OK, back to the article.
What's really apparent - and enigmatic - about the article is that the so-called 'opposing view' of PivX is not really apparent. Views are not important here, and PivX have hardly missed that. Solutions are what are important, and PivX offer no alternative to the dictum already decreed by the DHS.
If PivX had a better idea, then yes people would listen. But the PivX article, as confused as it is - and deliberately so [sic] - does not offer a better idea: it offers no idea at all.
Leading one to wonder: why did PivX publish this article? Why did they write this 'open letter' to Amit Yoran? Was it only to garner attention, to promote their own products?
Was this just a cheap - and tactless - publicity stunt?
If so, it would be a blunder of monstrous proportions. People are tired of being kicked silly online with their Microsoft products, and this latest insult from the HangUp team has them angry - and for a private company to try to tout their snake oil in this situation is tantamount to corporate suicide.
Why be so dumb then, PivX?
It's a true enigma - until one remembers, back in the fogs of time, not so long ago actually, that PivX used to be the numero uno thorn in the side of Microsoft. PivX had the greatest and biggest and most visited list of unfixed Microsoft vulnerabilities in the world. PivX were a major embarrassment to Microsoft.
And then one rainy ominous morning the list disappeared. And people started to wonder. And finally PivX responded, in the type of inimical gobbledegook so prevalent in this latest letter quoted here, trying to save face while at the same time not admitting directly that a certain company in Redmond Washington in the US might be behind the list's sudden removal.
It's a much more accessible tactic for the likes of Bill Gates to crush the voices of opposition rather than get one's own house in order. Founding his company on the principle that experienced software engineers are never to be let near the front door because they're not 'malleable' and can't be controlled by Steve Ballmer, Gates is today the victim of the world's worst lock-in, having only strong-arm tactics to resort to when things go bad.
Time and again the brainwashed zombies of the Pacific Northwest screw up - and all Gates can do is the Vito Corleone bit and give the critics 'an offer they can't refuse'.
That Microsoft only hire idiots is well-documented, even at the Microsoft site; and yet despite valiant efforts qualified engineers have crept in with other assignments and with Microsoft management unaware they were so qualified, and their stories of horror about what they saw are well known.
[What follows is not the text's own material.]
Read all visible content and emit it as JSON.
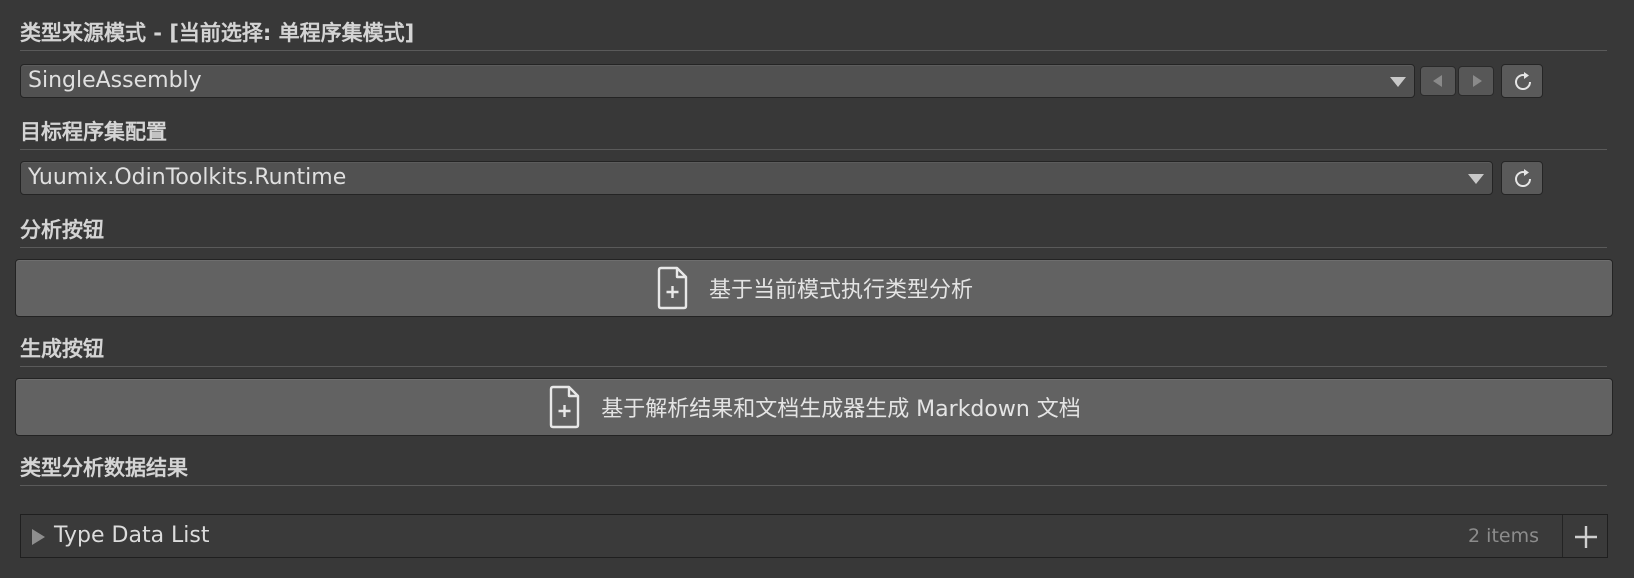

In one well publicised case, a lady with only the most sincere intentions wrote to Gates to tell him of the serious situation and got not even a polite reply in return - she got a court order forbidding her to write to Gates again.
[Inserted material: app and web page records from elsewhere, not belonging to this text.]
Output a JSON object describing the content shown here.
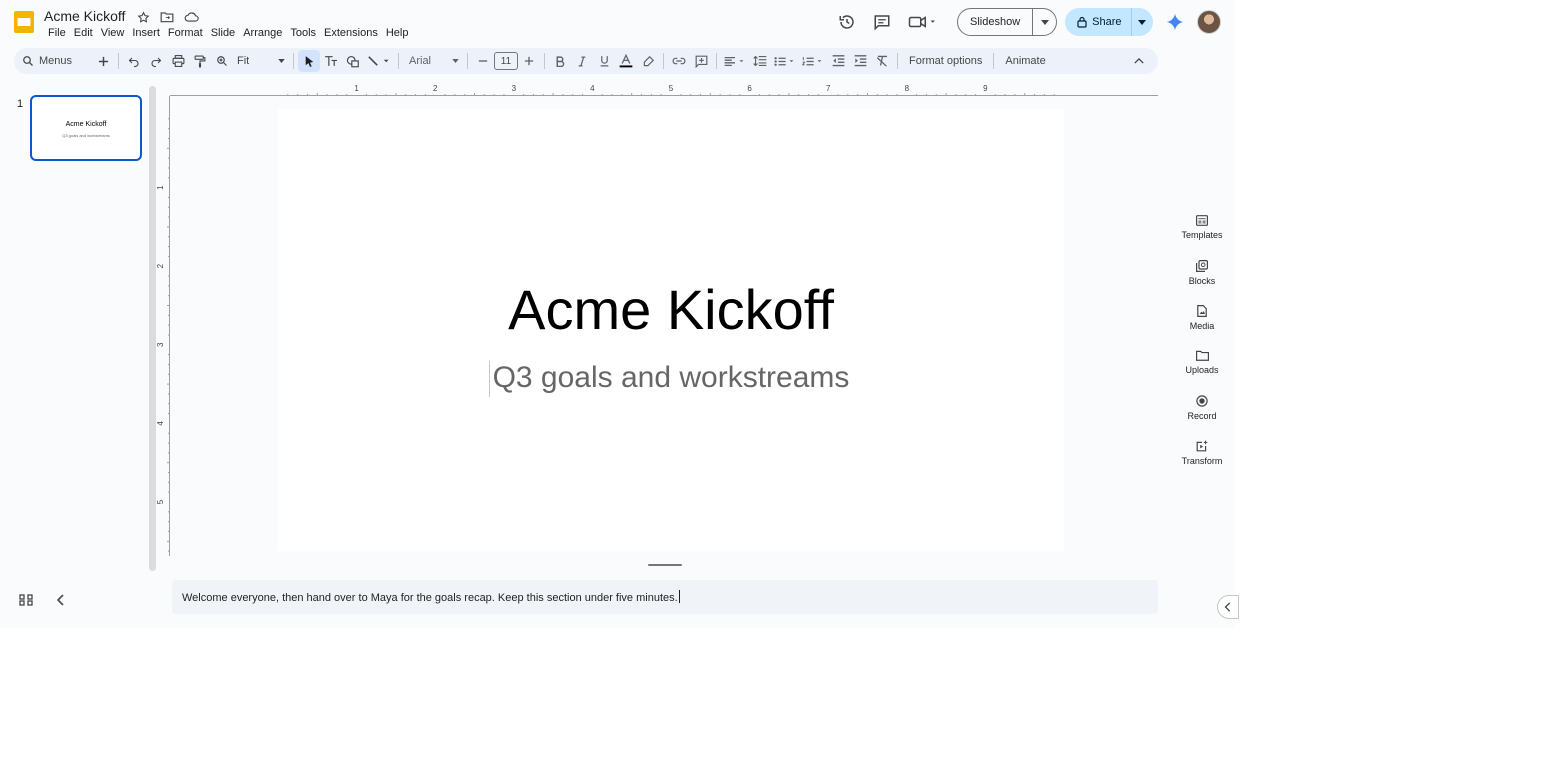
{
  "app": {
    "title": "Acme Kickoff",
    "menu": [
      "File",
      "Edit",
      "View",
      "Insert",
      "Format",
      "Slide",
      "Arrange",
      "Tools",
      "Extensions",
      "Help"
    ]
  },
  "header": {
    "slideshow_label": "Slideshow",
    "share_label": "Share"
  },
  "toolbar": {
    "search_label": "Menus",
    "zoom_value": "Fit",
    "font_value": "Arial",
    "font_size": "11",
    "format_options_label": "Format options",
    "animate_label": "Animate"
  },
  "filmstrip": {
    "slides": [
      {
        "number": "1",
        "title": "Acme Kickoff",
        "subtitle": "Q3 goals and workstreams"
      }
    ]
  },
  "rulers": {
    "top_ticks": [
      "1",
      "2",
      "3",
      "4",
      "5",
      "6",
      "7",
      "8",
      "9"
    ],
    "left_ticks": [
      "1",
      "2",
      "3",
      "4",
      "5"
    ]
  },
  "slide": {
    "title": "Acme Kickoff",
    "subtitle": "Q3 goals and workstreams"
  },
  "notes": {
    "text": "Welcome everyone, then hand over to Maya for the goals recap. Keep this section under five minutes."
  },
  "side_panel": {
    "items": [
      {
        "label": "Templates",
        "icon": "templates-icon"
      },
      {
        "label": "Blocks",
        "icon": "blocks-icon"
      },
      {
        "label": "Media",
        "icon": "media-icon"
      },
      {
        "label": "Uploads",
        "icon": "uploads-icon"
      },
      {
        "label": "Record",
        "icon": "record-icon"
      },
      {
        "label": "Transform",
        "icon": "transform-icon"
      }
    ]
  },
  "colors": {
    "accent": "#0b57d0",
    "share_bg": "#c2e7ff",
    "toolbar_bg": "#edf2fa",
    "app_bg": "#f9fbfd",
    "logo_yellow": "#f4b400"
  }
}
Such is the awareness of Gates to what the world is experiencing now: he's bet his fortune and his wobbly company on the premise that you can build a software empire with eminently poor - not to say dangerous - products and a ruthless and unethical marketing strategy. But odds are even Gates didn't see the ramifications of this policy at the time, and Gates does have personal weaknesses despite his wealth, and one of those is that in regard to the quality of his products and his attention to that quality, nothing will ever change.
PivX were a major pain for Microsoft and were well-known as such. They had become a 'work of reference' for all wanting to know more about significant Microsoft vulnerabilities. They were the web reference in this regard. And then over a single night all that changed, and PivX made their quiet retreat back into the woodwork.
Given the puzzling nature of PivX's latest missive, it is hard to not see a connection between the one event and the other.